Ethicalconsiderations stress management for adults

Conflictingmethod of advice delivery

Individualsadvising elderly people on behavioral approaches of addressing stressshould desist from using confrontational method as those used inoccupational alcoholism programs. A professional approach should beused to provide lifestyle counseling to them. The language usedshould be persuasive and informational based on the understanding ofclients’ conditions that lead to stress (David et al. 2013).

Confidentiality

Insome cases individuals advising elderly people have privy to privateinformation concerning their clients. It is therefore important toguarantee the clients that one will maintain trust and keep secretall information learned from the clients. In addition,confidentiality helps the counselor to identify the correctbehavioral therapy for the client by assessing their privatelifestyle issues. When advising old people, it is important to showthem genuine concern for help and desist from sharing theirinformation with other members of the public without their consent(Susic, 2013).

Voluntarism

Elderlypeople are sensitive and sometime pay less attention it is thereforenecessary to develop a legitimate consent of participation from theclient. The client should voluntarily consent for counseling throughactive participation. This is important in ensuring that theyunderstand how to address and cope with stress (Lehreret al. 2007).

References

DavidS. Krantz, PhD, Beverly Thorn, PhD, and Janice Kiecolt-Glaser, PhD,(2013). ‘How stress affects your heath’ American PsychologicalAssociation`s Practice, Accessed from:

https://www.apa.org/helpcenter/stress.aspx

Krantz,D.S., Whittaker, K.S. &amp Sheps, D.S. (2011). “Psychosocial riskfactors for coronary artery disease: Pathophysiologic mechanisms.”In Heartand Mind: Evolution of Cardiac Psychology.Washington, DC: APA

Lehrer,Paul M. David H. (FRW) Barlow, Robert L. Woolfolk, Wesley E. Sime(2007). Principlesand Practice of Stress Management, Third Edition.pp.&nbsp46–47. ISBN&nbsp1-59385-000-X.&nbspCiteuses deprecated parameters (help)

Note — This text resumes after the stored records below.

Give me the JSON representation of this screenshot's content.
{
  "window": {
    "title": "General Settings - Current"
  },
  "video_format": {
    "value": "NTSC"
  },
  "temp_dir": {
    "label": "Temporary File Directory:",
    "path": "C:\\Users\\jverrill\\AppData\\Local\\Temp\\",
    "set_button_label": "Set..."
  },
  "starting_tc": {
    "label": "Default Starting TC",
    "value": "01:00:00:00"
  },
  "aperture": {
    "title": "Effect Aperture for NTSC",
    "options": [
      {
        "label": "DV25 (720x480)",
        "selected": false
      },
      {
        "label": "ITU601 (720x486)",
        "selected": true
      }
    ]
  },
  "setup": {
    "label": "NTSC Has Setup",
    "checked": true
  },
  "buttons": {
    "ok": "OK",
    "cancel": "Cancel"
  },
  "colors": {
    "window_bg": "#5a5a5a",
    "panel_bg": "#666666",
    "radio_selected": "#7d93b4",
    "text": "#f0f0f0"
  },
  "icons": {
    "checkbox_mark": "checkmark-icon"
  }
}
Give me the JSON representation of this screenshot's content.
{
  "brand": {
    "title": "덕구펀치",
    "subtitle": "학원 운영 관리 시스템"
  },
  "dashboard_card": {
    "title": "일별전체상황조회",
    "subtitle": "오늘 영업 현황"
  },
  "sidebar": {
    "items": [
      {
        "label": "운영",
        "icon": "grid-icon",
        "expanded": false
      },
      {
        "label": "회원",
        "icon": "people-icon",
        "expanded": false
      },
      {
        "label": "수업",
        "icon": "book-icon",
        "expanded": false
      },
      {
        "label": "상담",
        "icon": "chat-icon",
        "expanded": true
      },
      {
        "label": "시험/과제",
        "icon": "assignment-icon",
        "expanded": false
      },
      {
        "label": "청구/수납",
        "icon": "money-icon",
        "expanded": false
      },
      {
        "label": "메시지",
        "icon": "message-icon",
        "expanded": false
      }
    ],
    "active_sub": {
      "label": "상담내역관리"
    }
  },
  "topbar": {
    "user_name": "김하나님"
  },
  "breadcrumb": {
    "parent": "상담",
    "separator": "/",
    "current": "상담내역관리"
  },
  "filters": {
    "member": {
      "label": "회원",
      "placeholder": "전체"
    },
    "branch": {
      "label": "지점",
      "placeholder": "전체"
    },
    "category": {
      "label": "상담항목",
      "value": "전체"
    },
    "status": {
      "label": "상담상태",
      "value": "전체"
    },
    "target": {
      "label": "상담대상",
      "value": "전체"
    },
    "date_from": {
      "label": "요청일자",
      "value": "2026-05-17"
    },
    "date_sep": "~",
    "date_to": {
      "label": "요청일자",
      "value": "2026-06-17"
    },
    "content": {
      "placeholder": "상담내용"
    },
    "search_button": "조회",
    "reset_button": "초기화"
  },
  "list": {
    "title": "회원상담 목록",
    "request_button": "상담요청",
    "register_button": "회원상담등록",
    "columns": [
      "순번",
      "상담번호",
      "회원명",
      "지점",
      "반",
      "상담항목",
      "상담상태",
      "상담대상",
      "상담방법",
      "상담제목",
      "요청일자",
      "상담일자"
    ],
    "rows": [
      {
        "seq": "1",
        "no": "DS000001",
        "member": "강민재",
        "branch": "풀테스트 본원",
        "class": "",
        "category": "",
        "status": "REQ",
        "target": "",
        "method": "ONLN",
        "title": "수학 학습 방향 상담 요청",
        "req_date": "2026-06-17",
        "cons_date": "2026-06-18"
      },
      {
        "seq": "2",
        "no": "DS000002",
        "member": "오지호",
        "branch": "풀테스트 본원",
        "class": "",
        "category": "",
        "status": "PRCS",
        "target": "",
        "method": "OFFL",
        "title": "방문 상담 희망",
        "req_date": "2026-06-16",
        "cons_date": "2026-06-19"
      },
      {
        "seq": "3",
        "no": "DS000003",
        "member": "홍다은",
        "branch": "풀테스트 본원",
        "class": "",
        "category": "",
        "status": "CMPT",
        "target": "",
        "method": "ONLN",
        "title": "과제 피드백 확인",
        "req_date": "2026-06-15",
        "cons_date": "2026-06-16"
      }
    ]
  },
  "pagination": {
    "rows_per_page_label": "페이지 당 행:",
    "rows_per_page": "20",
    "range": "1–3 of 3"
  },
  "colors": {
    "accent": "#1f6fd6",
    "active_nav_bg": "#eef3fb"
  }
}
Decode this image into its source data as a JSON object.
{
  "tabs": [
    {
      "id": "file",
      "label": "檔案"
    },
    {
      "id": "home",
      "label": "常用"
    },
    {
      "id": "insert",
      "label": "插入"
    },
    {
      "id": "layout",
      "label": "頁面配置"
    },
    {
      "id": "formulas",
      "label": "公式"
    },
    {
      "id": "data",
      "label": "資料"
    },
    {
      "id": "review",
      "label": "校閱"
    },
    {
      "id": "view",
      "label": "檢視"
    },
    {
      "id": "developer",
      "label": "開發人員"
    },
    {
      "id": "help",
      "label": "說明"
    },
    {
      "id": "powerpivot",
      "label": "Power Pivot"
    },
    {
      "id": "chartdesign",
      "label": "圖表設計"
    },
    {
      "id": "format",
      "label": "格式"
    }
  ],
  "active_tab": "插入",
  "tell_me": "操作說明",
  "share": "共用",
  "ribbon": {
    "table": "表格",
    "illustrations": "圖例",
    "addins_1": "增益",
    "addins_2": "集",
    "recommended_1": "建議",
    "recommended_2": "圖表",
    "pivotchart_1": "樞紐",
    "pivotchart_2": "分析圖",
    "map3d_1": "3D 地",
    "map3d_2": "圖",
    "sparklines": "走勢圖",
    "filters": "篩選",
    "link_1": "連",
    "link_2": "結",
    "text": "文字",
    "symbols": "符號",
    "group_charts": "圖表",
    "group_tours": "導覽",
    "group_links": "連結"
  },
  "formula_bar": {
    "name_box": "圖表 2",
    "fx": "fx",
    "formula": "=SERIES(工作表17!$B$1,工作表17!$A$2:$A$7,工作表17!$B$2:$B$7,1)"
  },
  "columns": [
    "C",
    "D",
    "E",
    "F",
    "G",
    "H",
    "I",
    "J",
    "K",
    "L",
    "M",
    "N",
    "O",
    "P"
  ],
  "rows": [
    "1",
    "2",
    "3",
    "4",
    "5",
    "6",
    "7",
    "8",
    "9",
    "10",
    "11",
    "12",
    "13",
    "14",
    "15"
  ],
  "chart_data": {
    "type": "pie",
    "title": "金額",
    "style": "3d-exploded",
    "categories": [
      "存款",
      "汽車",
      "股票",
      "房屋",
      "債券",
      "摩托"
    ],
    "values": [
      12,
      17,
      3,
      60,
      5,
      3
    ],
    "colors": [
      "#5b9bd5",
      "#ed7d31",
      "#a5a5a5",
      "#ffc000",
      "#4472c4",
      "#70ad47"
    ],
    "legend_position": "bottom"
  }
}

Schultz &ampSchultz, D (2010). Psychologyand work today.New York: Prentice Hall. p.&nbsp374Smith,Melinda. M.A., Robert Segal, M.A., and Jeanne Segal, Ph.D., 2014,‘Stress Symptoms, Signs, &amp Causes The Effects of StressOverload and What You Can Do About It,’ Helpguide.org. Accessedfrom http://www.helpguide.org/mental/stress_signs.htmSusic, PaulMA, (2013) &quotStressManagement: What can you do?&quotSt. Louis Psychologists and Counseling Information and Referral.Retrieved June 10, 2014